In the wake of the latest papal pronouncement there have been many words written about the church of Rome and how she connects with the rest of us. (As an aside, it does seem sad that one whose very title as "pontiff" establishes him as a bridge- person, uniting the disparate, seems currently intent on making his bridge a lifted draw-bridge, separating the chosen from the rest- but that's by the way...) I’ve neither the inclination nor the qualifications to say much about it in terms of ecclesiology (using the word is the closest I propose to get) but reading a post by Kate started me off on my own trail of memories…
From the age of 7, I was one of a handful of Anglicans in an RC Convent school, kept very aware of my second-class faith status. Like all the other girls, I was slightly afraid of the older nuns, who had strange names (Sister St Edmund, Sister Dominic) and wore traditional habits. Clearly they had no hair, but did they even have legs…or did they actually move on casters? I was seriously curious.
On the other hand, I adored the younger sisters, - specially Sister Stephanie, who was always laughing, and who shared my passion for animals. Her charges included Billy the Convent Cat (whose markings echoed the nuns’ habits, right down to a wimple under his chin), Jason the dog, an ever increasing family of guinea pigs (whose offspring were popular purchases at the annual Mission Sale) and any number of damaged birds. Together with my friends, I’d ask special permission to visit the higgledy-piggledy encampment of hutches and hen-runs behind the hedge near Our Lady’s grotto, certain that to be a nun would be the passport to a limitless family of pets and sisters (both equally attractive to an only child). I think, too, I was attracted by the genuine joy that seemed to surround Sister Stephanie. When she sang and played her guitar in chapel, her whole being was there in the music, and I recognised that she was focussed on something wonderful beyond my imaginings.

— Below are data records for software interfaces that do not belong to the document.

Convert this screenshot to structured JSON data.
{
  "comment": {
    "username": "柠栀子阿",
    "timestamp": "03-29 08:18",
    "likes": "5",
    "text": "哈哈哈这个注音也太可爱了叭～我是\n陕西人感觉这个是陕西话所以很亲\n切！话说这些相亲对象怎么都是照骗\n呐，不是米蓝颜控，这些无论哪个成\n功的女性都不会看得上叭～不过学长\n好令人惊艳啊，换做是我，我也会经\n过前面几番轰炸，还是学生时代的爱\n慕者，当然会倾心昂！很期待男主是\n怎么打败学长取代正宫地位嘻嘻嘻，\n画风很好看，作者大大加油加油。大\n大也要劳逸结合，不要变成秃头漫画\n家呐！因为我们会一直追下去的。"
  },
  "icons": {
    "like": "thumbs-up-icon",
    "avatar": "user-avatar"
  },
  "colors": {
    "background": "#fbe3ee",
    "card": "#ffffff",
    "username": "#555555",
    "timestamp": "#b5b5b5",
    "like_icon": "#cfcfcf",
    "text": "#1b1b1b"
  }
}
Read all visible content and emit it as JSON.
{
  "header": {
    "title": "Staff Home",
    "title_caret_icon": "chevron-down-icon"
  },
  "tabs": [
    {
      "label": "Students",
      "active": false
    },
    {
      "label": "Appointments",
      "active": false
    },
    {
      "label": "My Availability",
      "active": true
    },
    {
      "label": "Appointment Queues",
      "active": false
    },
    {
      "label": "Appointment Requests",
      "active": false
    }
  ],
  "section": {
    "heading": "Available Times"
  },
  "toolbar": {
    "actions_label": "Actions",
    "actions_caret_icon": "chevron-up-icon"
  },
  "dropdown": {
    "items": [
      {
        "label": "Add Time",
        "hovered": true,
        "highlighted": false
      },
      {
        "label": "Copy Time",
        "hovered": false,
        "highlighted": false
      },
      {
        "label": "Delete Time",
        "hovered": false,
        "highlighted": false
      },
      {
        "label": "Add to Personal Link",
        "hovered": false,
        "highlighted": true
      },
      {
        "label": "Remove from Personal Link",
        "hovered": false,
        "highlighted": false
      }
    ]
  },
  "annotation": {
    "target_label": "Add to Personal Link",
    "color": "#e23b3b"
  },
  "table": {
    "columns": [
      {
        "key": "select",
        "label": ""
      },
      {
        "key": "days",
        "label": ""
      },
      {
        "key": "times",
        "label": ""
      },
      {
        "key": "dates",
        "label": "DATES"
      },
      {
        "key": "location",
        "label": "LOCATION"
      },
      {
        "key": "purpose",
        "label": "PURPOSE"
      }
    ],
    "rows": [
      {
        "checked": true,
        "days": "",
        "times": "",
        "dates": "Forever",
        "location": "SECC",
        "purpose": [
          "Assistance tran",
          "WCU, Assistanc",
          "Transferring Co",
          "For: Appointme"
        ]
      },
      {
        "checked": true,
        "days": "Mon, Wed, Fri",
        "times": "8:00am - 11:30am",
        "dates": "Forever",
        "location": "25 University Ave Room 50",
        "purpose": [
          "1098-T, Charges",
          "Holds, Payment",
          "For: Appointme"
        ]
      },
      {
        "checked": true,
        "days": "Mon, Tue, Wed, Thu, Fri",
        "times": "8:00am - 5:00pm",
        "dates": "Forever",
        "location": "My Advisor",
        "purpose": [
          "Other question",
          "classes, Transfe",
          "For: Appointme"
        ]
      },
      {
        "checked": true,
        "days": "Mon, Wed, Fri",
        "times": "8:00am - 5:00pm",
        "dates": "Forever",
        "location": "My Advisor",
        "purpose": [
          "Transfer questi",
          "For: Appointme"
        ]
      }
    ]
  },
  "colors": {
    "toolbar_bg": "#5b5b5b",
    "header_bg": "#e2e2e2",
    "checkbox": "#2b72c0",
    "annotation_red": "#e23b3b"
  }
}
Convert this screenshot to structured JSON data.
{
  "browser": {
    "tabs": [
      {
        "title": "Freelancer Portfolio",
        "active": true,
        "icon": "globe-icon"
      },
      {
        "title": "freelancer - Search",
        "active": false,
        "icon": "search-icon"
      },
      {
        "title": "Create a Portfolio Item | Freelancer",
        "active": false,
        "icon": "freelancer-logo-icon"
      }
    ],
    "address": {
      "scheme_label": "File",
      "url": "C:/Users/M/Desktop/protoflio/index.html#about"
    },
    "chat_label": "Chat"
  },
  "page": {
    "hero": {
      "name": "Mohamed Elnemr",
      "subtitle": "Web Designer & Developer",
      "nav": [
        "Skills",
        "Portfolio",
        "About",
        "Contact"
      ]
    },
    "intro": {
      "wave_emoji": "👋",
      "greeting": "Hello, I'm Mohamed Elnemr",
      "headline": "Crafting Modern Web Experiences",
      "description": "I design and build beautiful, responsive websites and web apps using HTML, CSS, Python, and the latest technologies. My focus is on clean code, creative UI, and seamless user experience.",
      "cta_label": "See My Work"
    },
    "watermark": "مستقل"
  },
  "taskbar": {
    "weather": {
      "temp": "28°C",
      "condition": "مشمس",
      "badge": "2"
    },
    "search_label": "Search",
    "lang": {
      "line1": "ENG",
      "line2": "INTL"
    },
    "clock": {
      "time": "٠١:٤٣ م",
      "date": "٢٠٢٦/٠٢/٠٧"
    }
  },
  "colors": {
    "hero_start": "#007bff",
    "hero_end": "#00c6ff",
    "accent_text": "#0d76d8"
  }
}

But, though I was fascinated by statues and holy pictures, and carried around my rosary like all my RC friends, looking on wistfully as they made their First Communions in full bridal splendour, I wasn’t really ripe for conversion. Aunty A, the Belfast Catholic who lived next door to us would tease my mother by referring to us as “Separated brethren” but I knew that, like Sister Theresa my form teacher and Sister St Francis who taught me French, she prayed regularly that we might recognise our errors and join the True Church.
Even then, I found that vaguely disturbing.
Of course, I didn’t want to go to hell….and there were enough stories of souls in torment to give me a very clear picture of what that might entail….but I liked my own church, where the incense and vestments were far more awe-inspiring than the guitars and Kum-bay-ah of the Convent chapel. If I’d been 10 years older, and grown up before Vatican 2, I might have seen things differently, but the reformed liturgy of the late 60s just didn’t hit the spot for me. I needed full liturgical drama, Mozart and mystery.
But one thing I’ve never forgotten from those First Friday Masses, squashed uncomfortably into the lower school pews, to the south of the altar.
“The Mass is ended. Go in peace” the priest would direct us, before departing himself, an imposing figure flanked by servers.
But the nuns sang on, so for a few minutes at least we went nowhere. Instead I would watch, week after week, as the vestry door opened and Father X, stripped of his gorgeous vestments, and now a pedestrian figure in clerical black, came quietly back into the chapel to kneel in a back pew.
Nobody ever told me what was happening, but I somehow knew that he was thanking God for the miracle he had just been a part of, and praying for grace and strength before he left that place…
At the end of the Eucharist now, I say a quick prayer with choristers and servers, and then head straight to the west door for the weekly ritual of handshakes, hugs and greetings which seems integral to maintaining our community. As an extrovert I love that, of course, but I know I miss out on something. The danger of plunging immediately into relationships at the porch is that I might just be seduced into thinking it’s all about me, and the wonder of the Eucharist is too easily overlaid by the joys and concerns I encounter straight afterwards. Of course, they too are part of the worship...but so is the pause, the recognition that something amazing has happened, the time aside to say thank you.